We cannot agree with the master, however, in his estimate of the profits made by the appellees from what they have done. He finds that the pumps sold in the market for eighty dollars each, while the cost of manufacturing them was only $33.54. It is true there is some evidence to show that pumps could be made for the sum named, but it is clear to our minds that many things were excluded from the estimate which ought to have been included. All the material and labor of men may have been taken into account, but there is nothing for the use of tools, machinery, power, and other facilities employed in the manufacture, and nothing for wastage and expenses of marketing. One of the appellees is reported as testifying that his firm made the pumps for $31.37 each; but this must be an error, because he at the same time stated he could not say that there was any profit at all at the prices for which sales were made. Clearly this could not be, if what only cost the sum named was sold for $80. Annexed to the statement of the testimony of this witness is a detailed estimate of the cost of manufacture, which, without any allowance for general expenses, made the cost of a single pump $91.96. The appellant furnishes some evidence to contradict this estimate, but the bare fact that the pump when finished brought, as is claimed at the shop, $80, shows that the cost must have been much more than the master has reported. Down to the time of this patent the market had been supplied with some device to accomplish what this improvement did. The change in the old pump was not an expensive one. The valves were put outside of the side chambers instead of inside, and the joints had to be carefully fitted. If the old pump only cost as much as is claimed for the new, we cannot believe it would have commanded in the market any such price as the new sold for. We must conclude, therefore, that the cost of production has been much underestimated by the master. The testimony as reported is very unsatisfactory, and we are strongly inclined to think all has not been sent here which was presented.

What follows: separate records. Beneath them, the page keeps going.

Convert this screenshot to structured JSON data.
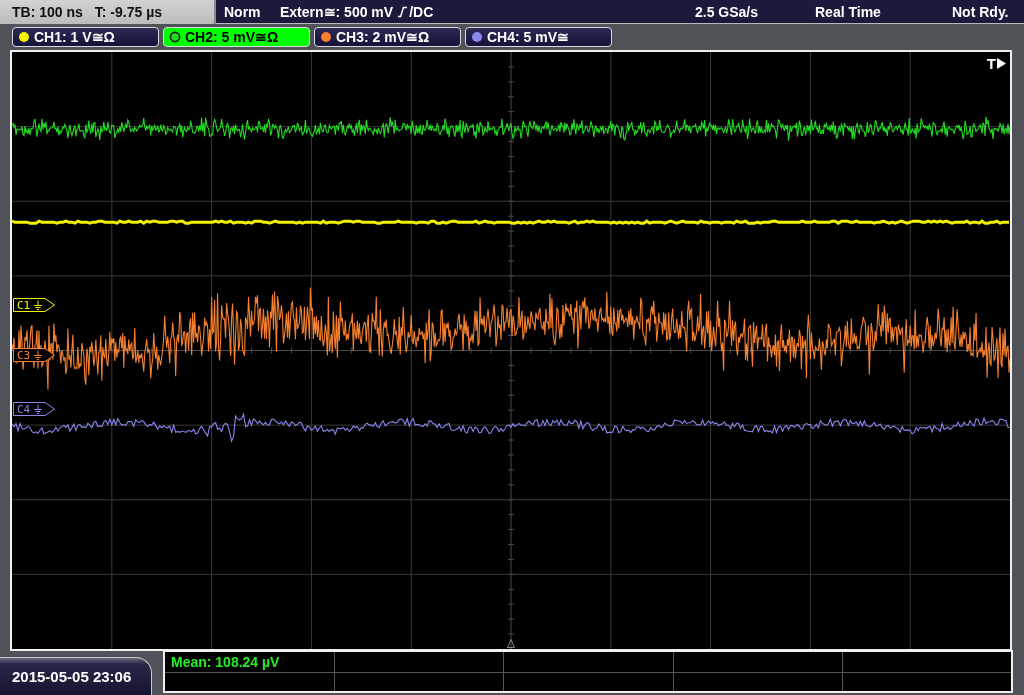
{
  "top_bar": {
    "timebase": "TB: 100 ns",
    "trigger_time": "T: -9.75 µs",
    "trigger_mode": "Norm",
    "trigger_source": "Extern≅: 500 mV",
    "trigger_coupling": "/DC",
    "sample_rate": "2.5 GSa/s",
    "acquisition_mode": "Real Time",
    "status": "Not Rdy."
  },
  "channels": [
    {
      "label": "CH1: 1 V≅Ω",
      "color": "#f2f200",
      "selected": false,
      "marker": "C1"
    },
    {
      "label": "CH2: 5 mV≅Ω",
      "color": "#22dd22",
      "selected": true
    },
    {
      "label": "CH3: 2 mV≅Ω",
      "color": "#f58030",
      "selected": false,
      "marker": "C3"
    },
    {
      "label": "CH4: 5 mV≅",
      "color": "#8888ee",
      "selected": false,
      "marker": "C4"
    }
  ],
  "screen": {
    "trigger_label": "T"
  },
  "datetime": "2015-05-05 23:06",
  "measurements": [
    {
      "label": "Mean: 108.24 µV"
    }
  ]
}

The attention of the parties was evidently directed much more to the rule of estimating the profits than to the detail of the expense of manufacture and sale. Had there not already been two references, we should be inclined to order another. As it is, we have made the best estimate we can from the material furnished in the record, and conclude that a reasonable allowance for profits will be fifteen dollars on each pump, or $4,470 in all.
The decree will be reversed, and the cause remanded with instructions to sustain the fifth exception to the report of the master, and enter a decree against the appellees for $4,470 and costs; and it is